Extract from the listing each line in which the word "Weinbau" appears.

=== GIVEN DATA ===

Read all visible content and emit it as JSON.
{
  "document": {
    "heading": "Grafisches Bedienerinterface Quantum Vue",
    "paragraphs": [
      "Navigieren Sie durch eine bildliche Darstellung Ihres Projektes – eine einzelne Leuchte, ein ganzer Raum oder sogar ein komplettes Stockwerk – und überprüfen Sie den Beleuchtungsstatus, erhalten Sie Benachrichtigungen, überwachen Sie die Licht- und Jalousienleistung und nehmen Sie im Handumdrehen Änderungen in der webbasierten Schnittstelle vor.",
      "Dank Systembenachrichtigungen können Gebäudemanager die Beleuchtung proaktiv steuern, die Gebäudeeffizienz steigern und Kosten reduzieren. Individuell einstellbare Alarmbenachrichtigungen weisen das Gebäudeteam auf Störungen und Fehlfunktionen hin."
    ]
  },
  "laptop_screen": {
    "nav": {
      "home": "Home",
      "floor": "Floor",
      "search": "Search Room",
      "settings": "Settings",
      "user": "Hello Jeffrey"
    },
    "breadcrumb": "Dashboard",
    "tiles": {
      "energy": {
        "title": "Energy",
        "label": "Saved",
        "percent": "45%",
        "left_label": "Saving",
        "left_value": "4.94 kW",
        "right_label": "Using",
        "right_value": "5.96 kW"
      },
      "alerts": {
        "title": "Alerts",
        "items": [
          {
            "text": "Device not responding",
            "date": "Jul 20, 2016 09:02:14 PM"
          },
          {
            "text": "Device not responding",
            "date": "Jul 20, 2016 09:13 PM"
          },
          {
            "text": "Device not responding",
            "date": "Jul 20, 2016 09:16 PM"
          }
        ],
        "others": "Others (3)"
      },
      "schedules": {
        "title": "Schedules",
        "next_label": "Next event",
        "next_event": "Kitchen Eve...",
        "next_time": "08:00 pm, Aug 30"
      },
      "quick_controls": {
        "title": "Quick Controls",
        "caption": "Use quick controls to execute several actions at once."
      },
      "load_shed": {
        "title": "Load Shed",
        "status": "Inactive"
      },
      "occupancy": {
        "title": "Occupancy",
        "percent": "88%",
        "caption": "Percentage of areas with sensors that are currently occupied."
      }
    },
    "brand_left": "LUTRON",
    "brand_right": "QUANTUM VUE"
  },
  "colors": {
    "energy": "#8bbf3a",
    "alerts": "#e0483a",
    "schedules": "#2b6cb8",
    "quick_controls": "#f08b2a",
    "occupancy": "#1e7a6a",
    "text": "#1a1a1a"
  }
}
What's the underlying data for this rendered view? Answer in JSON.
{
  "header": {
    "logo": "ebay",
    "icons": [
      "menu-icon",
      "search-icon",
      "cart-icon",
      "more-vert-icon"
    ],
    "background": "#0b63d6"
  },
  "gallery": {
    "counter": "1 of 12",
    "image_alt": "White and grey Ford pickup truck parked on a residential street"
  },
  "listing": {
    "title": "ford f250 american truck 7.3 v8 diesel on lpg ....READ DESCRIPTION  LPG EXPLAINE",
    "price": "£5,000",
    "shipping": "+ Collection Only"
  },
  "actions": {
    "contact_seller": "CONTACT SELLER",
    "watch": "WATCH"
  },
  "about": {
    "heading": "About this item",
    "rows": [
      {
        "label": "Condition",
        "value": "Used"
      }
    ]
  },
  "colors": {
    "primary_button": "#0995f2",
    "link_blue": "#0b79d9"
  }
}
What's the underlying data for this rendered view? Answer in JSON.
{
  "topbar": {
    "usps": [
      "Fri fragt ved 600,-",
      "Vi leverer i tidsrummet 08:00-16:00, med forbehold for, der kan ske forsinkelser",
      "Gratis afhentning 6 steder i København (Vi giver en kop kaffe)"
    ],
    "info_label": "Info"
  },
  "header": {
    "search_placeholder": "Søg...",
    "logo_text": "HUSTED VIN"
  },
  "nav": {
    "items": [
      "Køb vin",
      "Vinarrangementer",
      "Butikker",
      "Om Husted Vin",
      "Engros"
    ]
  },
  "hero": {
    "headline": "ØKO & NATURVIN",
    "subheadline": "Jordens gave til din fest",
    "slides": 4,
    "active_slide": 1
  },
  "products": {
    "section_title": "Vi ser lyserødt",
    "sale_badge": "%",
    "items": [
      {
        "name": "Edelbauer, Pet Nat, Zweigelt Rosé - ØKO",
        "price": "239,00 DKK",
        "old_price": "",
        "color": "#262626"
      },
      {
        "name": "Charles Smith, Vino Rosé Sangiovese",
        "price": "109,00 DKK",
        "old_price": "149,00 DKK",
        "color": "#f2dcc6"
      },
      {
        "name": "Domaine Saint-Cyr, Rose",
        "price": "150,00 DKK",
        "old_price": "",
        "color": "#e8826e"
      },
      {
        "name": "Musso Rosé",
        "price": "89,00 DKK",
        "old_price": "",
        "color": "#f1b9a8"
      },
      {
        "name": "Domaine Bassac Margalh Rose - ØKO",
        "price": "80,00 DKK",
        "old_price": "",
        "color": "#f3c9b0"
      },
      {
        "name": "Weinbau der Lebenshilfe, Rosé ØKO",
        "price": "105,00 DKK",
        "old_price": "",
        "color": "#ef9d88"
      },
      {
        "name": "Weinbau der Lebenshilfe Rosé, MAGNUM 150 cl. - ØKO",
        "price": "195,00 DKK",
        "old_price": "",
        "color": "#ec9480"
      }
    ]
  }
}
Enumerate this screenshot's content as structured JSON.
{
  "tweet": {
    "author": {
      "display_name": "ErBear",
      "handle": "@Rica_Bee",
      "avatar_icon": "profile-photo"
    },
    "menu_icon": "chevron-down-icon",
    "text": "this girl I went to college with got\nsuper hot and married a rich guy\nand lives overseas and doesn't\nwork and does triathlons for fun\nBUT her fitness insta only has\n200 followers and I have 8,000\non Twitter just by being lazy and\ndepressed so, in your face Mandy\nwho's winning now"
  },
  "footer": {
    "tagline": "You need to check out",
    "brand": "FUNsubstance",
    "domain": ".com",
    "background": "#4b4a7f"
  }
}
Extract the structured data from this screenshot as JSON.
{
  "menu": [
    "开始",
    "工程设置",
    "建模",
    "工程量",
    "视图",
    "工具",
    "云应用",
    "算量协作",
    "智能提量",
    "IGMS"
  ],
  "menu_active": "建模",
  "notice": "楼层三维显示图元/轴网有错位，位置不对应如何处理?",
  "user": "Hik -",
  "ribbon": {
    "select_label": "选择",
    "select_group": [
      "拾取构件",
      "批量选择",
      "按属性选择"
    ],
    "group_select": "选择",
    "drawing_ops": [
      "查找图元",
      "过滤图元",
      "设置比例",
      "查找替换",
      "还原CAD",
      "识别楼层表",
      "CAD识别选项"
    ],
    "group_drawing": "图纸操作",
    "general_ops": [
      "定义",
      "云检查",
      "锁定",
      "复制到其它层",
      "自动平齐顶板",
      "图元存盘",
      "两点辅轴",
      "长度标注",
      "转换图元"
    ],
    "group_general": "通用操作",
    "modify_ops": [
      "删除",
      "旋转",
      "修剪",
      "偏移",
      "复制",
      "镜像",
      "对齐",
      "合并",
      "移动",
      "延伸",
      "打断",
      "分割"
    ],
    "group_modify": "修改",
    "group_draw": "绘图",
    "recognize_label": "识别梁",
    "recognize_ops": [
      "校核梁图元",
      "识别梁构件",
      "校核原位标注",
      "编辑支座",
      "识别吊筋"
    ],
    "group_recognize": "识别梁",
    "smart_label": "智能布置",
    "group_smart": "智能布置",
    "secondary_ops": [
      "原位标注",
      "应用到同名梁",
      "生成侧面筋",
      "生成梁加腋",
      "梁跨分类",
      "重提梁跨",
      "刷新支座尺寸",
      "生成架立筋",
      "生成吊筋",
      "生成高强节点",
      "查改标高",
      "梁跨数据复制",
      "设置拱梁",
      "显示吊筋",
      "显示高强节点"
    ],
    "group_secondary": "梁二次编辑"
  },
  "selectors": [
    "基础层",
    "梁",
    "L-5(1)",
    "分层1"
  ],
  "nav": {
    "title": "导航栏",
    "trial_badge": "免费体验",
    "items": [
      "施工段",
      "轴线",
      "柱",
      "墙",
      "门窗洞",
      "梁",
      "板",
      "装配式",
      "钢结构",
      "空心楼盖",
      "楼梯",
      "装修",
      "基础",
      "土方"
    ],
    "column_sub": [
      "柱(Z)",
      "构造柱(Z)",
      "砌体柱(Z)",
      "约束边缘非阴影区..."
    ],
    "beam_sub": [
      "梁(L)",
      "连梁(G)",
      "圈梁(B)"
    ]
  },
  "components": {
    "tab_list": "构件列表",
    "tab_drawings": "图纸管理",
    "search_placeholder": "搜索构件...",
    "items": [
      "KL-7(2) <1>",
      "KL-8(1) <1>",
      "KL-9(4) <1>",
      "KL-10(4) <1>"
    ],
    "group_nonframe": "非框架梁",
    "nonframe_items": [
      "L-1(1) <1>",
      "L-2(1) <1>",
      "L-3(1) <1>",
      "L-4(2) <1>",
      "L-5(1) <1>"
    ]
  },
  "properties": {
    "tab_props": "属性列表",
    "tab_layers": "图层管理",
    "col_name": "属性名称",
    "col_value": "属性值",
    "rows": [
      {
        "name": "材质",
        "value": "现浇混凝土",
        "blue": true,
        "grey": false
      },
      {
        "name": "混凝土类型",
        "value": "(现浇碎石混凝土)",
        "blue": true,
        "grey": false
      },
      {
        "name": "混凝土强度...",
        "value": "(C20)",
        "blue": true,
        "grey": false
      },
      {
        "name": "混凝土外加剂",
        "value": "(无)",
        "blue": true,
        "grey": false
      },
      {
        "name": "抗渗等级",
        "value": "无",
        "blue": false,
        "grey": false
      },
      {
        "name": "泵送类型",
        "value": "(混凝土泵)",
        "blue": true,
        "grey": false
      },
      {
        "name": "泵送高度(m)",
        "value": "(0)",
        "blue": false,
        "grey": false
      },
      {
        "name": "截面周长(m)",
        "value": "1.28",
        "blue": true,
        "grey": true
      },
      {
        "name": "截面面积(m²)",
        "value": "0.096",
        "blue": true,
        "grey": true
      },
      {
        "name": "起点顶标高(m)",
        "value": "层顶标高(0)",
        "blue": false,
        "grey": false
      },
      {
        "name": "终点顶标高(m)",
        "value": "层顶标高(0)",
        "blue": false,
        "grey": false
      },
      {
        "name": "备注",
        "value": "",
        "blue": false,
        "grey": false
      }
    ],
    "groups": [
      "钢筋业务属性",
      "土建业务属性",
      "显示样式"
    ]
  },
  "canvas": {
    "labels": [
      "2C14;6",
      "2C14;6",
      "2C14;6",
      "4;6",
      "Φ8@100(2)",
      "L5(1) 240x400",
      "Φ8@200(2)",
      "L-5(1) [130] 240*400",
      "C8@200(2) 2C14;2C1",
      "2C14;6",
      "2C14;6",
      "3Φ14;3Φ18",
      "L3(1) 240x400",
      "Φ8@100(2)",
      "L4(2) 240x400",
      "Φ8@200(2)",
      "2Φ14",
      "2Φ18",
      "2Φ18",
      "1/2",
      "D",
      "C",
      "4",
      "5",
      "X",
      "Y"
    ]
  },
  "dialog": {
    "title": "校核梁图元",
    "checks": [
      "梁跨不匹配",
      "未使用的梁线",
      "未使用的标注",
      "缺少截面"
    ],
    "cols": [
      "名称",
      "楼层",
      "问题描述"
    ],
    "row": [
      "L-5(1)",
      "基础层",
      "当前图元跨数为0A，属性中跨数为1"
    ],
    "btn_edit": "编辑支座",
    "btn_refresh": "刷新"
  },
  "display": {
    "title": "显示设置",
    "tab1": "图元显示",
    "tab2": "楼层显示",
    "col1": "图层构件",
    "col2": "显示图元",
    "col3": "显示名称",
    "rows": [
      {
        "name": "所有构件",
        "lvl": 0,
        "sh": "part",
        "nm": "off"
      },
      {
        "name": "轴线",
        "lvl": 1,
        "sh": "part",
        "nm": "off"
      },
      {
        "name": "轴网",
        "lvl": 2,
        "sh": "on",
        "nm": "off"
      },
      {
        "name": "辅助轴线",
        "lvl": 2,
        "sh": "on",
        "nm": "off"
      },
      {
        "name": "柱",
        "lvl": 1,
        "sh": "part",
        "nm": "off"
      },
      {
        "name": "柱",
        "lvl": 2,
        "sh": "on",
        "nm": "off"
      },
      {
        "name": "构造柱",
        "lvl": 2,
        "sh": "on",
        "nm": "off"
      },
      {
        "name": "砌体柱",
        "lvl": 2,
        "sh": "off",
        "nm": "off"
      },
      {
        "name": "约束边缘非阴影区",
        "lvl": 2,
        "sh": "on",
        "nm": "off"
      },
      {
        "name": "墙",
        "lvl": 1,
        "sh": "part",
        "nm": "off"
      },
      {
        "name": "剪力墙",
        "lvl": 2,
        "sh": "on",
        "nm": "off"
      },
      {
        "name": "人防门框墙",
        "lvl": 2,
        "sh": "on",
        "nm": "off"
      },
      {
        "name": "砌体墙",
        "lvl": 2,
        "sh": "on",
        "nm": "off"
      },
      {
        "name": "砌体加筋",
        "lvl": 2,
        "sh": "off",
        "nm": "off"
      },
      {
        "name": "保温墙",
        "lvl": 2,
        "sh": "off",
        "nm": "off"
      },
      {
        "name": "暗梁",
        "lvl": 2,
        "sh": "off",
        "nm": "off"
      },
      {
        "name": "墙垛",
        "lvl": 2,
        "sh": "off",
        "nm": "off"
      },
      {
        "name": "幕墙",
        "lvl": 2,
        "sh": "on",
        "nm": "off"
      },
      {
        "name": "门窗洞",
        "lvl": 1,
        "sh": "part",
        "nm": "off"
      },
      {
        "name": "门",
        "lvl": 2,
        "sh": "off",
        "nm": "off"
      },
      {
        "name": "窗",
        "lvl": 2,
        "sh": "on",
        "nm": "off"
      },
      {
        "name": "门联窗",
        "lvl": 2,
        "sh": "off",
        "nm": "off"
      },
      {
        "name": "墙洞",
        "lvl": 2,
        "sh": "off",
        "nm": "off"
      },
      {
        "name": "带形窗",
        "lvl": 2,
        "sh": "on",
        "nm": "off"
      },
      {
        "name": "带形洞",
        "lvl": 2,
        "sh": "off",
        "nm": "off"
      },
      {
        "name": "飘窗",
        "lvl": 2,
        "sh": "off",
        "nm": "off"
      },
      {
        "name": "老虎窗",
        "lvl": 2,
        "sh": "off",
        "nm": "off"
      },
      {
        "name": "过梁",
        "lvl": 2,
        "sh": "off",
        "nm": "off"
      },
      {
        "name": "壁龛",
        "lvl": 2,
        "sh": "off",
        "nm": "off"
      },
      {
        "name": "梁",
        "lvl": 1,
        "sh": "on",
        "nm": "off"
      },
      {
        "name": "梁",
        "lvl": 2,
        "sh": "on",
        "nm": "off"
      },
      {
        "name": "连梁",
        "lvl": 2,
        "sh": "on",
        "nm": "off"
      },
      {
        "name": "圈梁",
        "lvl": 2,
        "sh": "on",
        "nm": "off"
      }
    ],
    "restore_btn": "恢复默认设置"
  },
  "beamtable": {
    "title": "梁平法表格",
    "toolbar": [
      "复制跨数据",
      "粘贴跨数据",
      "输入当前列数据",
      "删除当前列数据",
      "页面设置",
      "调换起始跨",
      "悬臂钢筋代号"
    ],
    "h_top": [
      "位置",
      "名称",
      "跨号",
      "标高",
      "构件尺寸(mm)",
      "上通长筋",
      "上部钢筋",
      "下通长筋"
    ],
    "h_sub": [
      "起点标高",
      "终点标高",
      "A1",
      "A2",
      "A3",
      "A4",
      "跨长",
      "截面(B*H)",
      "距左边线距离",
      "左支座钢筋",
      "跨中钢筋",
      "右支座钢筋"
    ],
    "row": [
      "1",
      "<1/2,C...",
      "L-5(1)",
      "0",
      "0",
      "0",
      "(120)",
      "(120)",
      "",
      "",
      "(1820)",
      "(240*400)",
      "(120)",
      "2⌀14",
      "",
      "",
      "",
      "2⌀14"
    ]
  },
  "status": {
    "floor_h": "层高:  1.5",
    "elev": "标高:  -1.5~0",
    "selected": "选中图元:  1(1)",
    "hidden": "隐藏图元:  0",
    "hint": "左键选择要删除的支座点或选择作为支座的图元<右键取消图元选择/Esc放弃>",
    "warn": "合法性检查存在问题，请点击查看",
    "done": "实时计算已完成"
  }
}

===

• **TASK RESULT**:
        "name": "Weinbau der Lebenshilfe, Rosé ØKO",
        "name": "Weinbau der Lebenshilfe Rosé, MAGNUM 150 cl. - ØKO",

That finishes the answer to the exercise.